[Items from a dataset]
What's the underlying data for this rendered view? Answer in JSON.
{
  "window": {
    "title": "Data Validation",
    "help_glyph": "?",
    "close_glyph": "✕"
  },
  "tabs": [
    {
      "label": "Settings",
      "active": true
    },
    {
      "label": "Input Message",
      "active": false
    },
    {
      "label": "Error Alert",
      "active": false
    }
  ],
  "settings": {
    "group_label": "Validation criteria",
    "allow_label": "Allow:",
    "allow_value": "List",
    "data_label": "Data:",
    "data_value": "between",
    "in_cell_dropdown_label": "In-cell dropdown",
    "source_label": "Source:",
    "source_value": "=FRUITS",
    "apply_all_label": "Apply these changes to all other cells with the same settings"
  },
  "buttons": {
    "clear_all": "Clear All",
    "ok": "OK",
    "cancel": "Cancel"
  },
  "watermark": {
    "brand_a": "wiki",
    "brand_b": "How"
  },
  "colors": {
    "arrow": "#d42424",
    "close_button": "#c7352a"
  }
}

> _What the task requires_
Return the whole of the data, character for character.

> _Your solution_
What's the underlying data for this rendered view? Answer in JSON.
{
  "window": {
    "title": "Data Validation",
    "help_glyph": "?",
    "close_glyph": "✕"
  },
  "tabs": [
    {
      "label": "Settings",
      "active": true
    },
    {
      "label": "Input Message",
      "active": false
    },
    {
      "label": "Error Alert",
      "active": false
    }
  ],
  "settings": {
    "group_label": "Validation criteria",
    "allow_label": "Allow:",
    "allow_value": "List",
    "data_label": "Data:",
    "data_value": "between",
    "in_cell_dropdown_label": "In-cell dropdown",
    "source_label": "Source:",
    "source_value": "=FRUITS",
    "apply_all_label": "Apply these changes to all other cells with the same settings"
  },
  "buttons": {
    "clear_all": "Clear All",
    "ok": "OK",
    "cancel": "Cancel"
  },
  "watermark": {
    "brand_a": "wiki",
    "brand_b": "How"
  },
  "colors": {
    "arrow": "#d42424",
    "close_button": "#c7352a"
  }
}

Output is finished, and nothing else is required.